Eleanor & Park by Rainbow Rowell was the first book I completed after graduating from UCLA. It was exactly the kind of book I needed to read post-degree. It was fun, tragic, hopeful, and real.
It’s considered a Young-Adult novel and, I’m not going to lie, I was a bit apprehensive about reading it. I feel like there are many people who look down on YA novels. At one point, I was one of them. However, after binging on Eleanor & Park I was struck by guilt. How dare I judge a book based on where it is located within a bookstore. Have I, like many others, not fallen head over heals for Shel Silverstein’s The Giving Tree? Pssst…it’s considered a Children’s Book. Have I not obsessed over the Harry Potter series? I remember seeing copies of the novels in the Scholastic book catalog I used to receive in grade school. Because I earned a degree in English, all of a sudden I was too good to read a novel with a bright, fun book jacket? I’m happy that I looked past my narrow-mindedness and cracked this story open.

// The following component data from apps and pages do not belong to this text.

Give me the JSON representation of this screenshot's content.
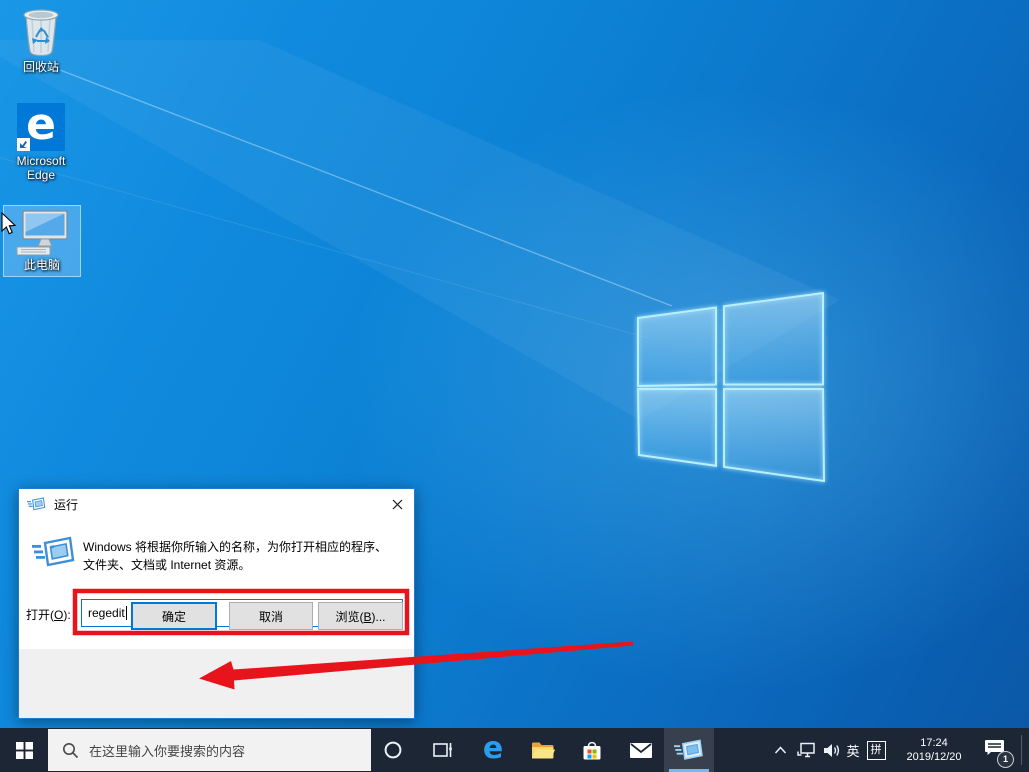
{
  "colors": {
    "accent_blue": "#0078d7",
    "annotation_red": "#e8141c",
    "taskbar_bg": "#1c2634",
    "wallpaper_blue": "#0d83d6",
    "selection_highlight": "#96cdfa"
  },
  "desktop": {
    "icons": [
      {
        "label": "回收站"
      },
      {
        "label": "Microsoft Edge"
      },
      {
        "label": "此电脑",
        "selected": true
      }
    ]
  },
  "run_dialog": {
    "title": "运行",
    "description_line1": "Windows 将根据你所输入的名称，为你打开相应的程序、",
    "description_line2": "文件夹、文档或 Internet 资源。",
    "open_label_pre": "打开(",
    "open_label_key": "O",
    "open_label_post": "):",
    "input_value": "regedit",
    "ok_label": "确定",
    "cancel_label": "取消",
    "browse_pre": "浏览(",
    "browse_key": "B",
    "browse_post": ")..."
  },
  "taskbar": {
    "search_placeholder": "在这里输入你要搜索的内容",
    "tray": {
      "ime_language": "英",
      "ime_mode": "拼",
      "time": "17:24",
      "date": "2019/12/20",
      "notification_badge": "1"
    }
  },
  "icons": {
    "wallpaper": "windows-logo-icon",
    "dialog_app": "run-icon",
    "search": "magnifier-icon",
    "cortana": "cortana-ring-icon",
    "task_view": "task-view-icon",
    "browser": "edge-icon",
    "files": "folder-icon",
    "store": "store-bag-icon",
    "mail": "envelope-icon",
    "tray_expand": "chevron-up-icon",
    "network": "ethernet-icon",
    "volume": "speaker-icon",
    "notifications": "comment-icon",
    "close": "close-x-icon"
  }
}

Simply put, Eleanor & Park is about a boy and girl who meet in high school. The girl is severely bullied; the boy is severely independent (although he admittedly cares a little about what people think of him). They first meet each other on the school bus. He doesn’t want anything to do with her but in an attempt to keep her head down and avoid further rejection she takes a seat beside him. Neither of them are happy about the arrangement but it is on this shared bus seat that their tale begins.
I’m not going into more detail about plot only because I hope you will go out and experience this book for yourself. Yes, not just read it but experience it.
The characters are so well written and well rounded. They could easily be friends of yours. If you don’t see yourself in these characters then you’ll see someone you know within them. Personally, an aspect of myself is in every page of this book, which is probably why I love it so dearly. The situations the characters find themselves in are incredibly true to life. The plot isn’t the only wow-factor that emerges from the pages; Rowell’s writing style is genius too. She goes back and forth between Eleanor’s point of view and then Park’s. It’s this type of seesaw that builds excitement, anticipation, and even a bit of anxiety within the reader. “If only he/she knew…” often popped into my head. The chapters are short: some are mere sentences while others are a few pages long. It’s the perfect book for the reader who hates cutting their reading off mid-chapter or the reader who finds themselves flipping through the pages thinking, “When is this chapter over?” Even though I love reading, I love short chapters more. I don’t have a complaint or criticism of the book…except maybe one…but we can talk about it after you’ve read the book for yourself.
So, please, if you’re a lover of the written word, if you ache for stories that are real, go out now and buy the book. Fall in love with Eleanor & Park.
What’s your favorite YA book?